Teachers Ins. & Annuity Ass’n of Am. v. CRIIMI MAE Servs. Ltd. P’ship, 763 F. Supp. 2d 665, 667 (S.D.N.Y. 2011) (emphasis added).
Based on the above provision, Defendants argued that Plaintiffs’ claims were barred because they did not hold 25 percent of an additional class of certificates (the “A-1” certificates) that had the right to receive both principal and interest (P&I) under the PSA, which class also would have suffered injury under Plaintiffs’ theory. Because the no-action clause required 25 percent representation from “each affected class,” Defendants argued that summary judgment should be granted for Plaintiffs’ failure to comply with their obligations under the PSA. In response, Plaintiffs argued that the A-1 class was not adversely affected because it received the sale proceeds as a return of principal. Judge Kaplan, the district court judge, disagreed and held that Plaintiffs did not satisfy their burden to demonstrate that the A-1 certificates were not adversely affected by the loss of interest at the high certificate rate (7.1%) provided under the terms of the PSA. Therefore, the district court held that Plaintiffs did not hold the required 25 percent of certificates in each affected class to commence a suit under the PSA. Id. at 670. In a succinct Summary Order, the Second Circuit affirmed the district court’s ruling that “as a matter of law . . . [the] Class A-1 Certificateholders were adversely affected because they did not receive the interest income that they otherwise would have received had defendants not sold the loan.” TIAA, 2012 WL 1994473, at *1.

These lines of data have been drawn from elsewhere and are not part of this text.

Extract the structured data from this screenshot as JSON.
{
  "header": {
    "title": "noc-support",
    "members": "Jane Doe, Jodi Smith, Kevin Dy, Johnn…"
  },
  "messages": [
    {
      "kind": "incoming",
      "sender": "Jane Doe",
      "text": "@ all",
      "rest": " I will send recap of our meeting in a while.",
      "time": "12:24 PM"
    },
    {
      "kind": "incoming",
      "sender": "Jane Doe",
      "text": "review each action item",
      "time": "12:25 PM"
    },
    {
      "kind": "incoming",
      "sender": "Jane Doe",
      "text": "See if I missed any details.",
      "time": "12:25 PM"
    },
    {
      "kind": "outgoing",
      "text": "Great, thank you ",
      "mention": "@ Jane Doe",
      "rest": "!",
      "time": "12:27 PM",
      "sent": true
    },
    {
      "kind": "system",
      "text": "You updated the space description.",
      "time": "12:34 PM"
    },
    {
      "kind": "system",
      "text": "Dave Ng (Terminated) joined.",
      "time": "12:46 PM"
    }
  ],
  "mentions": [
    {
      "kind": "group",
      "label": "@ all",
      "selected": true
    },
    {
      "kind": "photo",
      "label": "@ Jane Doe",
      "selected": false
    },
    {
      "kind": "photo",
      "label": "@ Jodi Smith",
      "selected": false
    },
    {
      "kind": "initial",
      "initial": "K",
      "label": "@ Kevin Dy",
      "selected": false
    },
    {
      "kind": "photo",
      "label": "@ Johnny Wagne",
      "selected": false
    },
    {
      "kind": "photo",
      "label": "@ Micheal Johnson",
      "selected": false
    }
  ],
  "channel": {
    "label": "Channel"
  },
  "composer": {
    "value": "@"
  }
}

The TIAA decision is a notable development in the Second Circuit. While the Second Circuit has addressed no-action clauses in the context of trust indentures, the TIAA decision explicitly confirms that no-action clauses in PSAs should be strictly construed and routinely enforced. The TIAA decision also clarifies that under an agreement like the one in TIAA, 25 percent of each adversely affected class must be represented to bring a lawsuit for breach of contract. No-action clauses provide an important and fundamental check on an individual certificateholder’s agenda and should be considered as a first line of defense in any breach of contract action. Indeed, TIAA reminds practitioners to analyze critically whether other classes of certificates might be adversely affected when assessing compliance with a no-action clause, and not merely verify that the complaining parties have the requisite percentage ownership of the class of securities they claim are affected.
This alert was authored by Bingham securities and financial institutions litigation partner Susan F. DiCicco and counsel Colleen J. O’Loughlin. For more information about the subject matter of this alert, please contact the authors or a Bingham partner with whom you regularly work.
If you have any questions or would like more information on the issues discussed in this LawFlash, please contact any of the following Morgan Lewis lawyers:DiCicco-Susan
This article was originally published by Bingham McCutchen LLP.